Julie MacDonald, GiGL Data Officer
The GiGL team represent the partnership and their data at many events throughout the year, from regular London-wide fora to one-off specialist meetings and workshops.
One such specialist workshop I attended earlier in the year was the London Geodiversity Partnership’s (LGP) ‘Overground – underground: London’s geodiversity for London’s people’ event. The current London Geodiversity Action Plan ran from 2009 until this year, so the event provided a timely celebration of the work of the Partnership over the last five years and an opportunity to garner opinions on how best to revise and take forward the London Geodiversity Action Plan.
The event also aimed to spread knowledge of geodiversity in the capital to a wider audience, especially to local authorities. LGP hoped that the event would inspire attendees to find out more about, and to promote, geodiversity in their areas.
GiGL is a member of the LGP but I attended the workshop purely as a member of the eager audience of over fifty.
The event started by outlining the national and regional context of London’s geodiversity. Good practice in geoconservation was then demonstrated by a range of brilliant ten minute snap shot presentations, including one on the geoconservation works undertaken at Riddlesdown Quarry and another on the establishment of an audio trail around the Crystal Palace dinosaurs. It was a great way of showing how much interesting work is already happening. It was then our turn to participate in facilitated discussions.
The Horniman Museum, where the event was hosted, was a fantastic location. Not only is the museum home to a great natural history collection but, from the gardens, guests were treated to one of London’s amazing geological views. These views over the geology of the Thames Basin and its undulating northern and southern slopes, were a topic of great conversation during the afternoon’s discussions. Everyone agreed that the views provide a great educational tool and we were all encouraged to identify the best views, along with links between what we could see and already designated geological sites. As an educational resource these views would be very valuable if they formed part of the geotrails the LGP is already working on.
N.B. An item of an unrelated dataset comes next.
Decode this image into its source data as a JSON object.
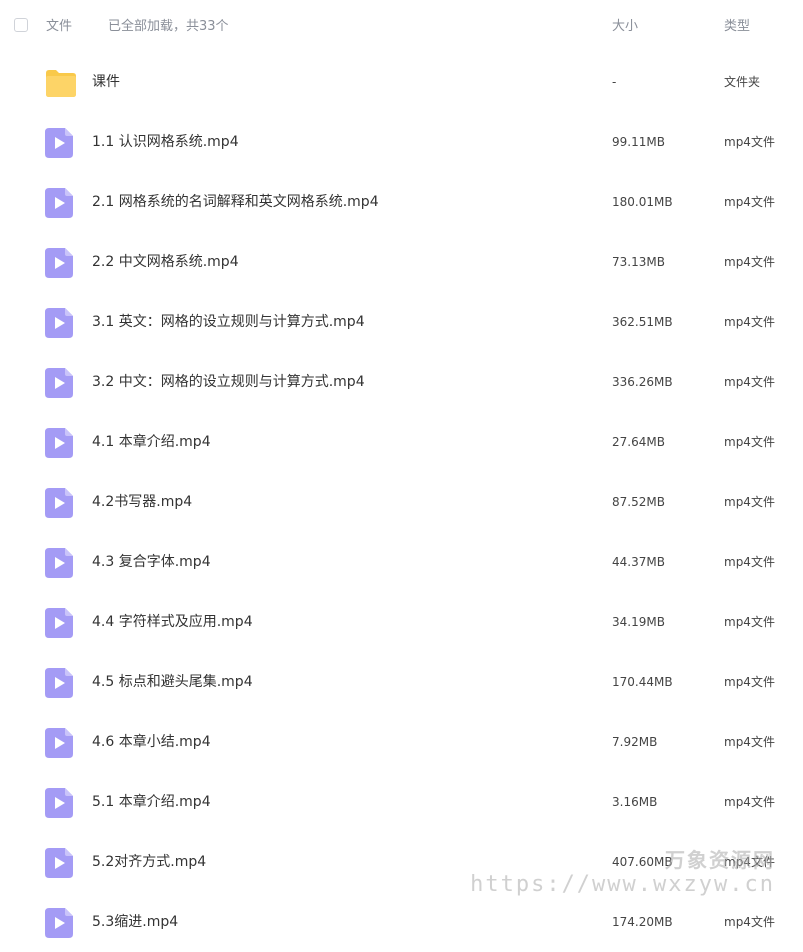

The LGP is one of London’s great environmental partnerships. Its members are enthusiastic and very knowledgeable and I love learning about our city’s geology through them. I would encourage anyone who can, to hear their call for people to help expand the partnership and further their work. This could be by joining the partnership, by promoting the LGP and their work, by including LGP in other London initiatives, and by helping to identify further geodiversity sites worthy of designation. If you work for a local authority, you can include geological sites in your Local Development Framework, and encourage the public to get involved in their conservation and designation.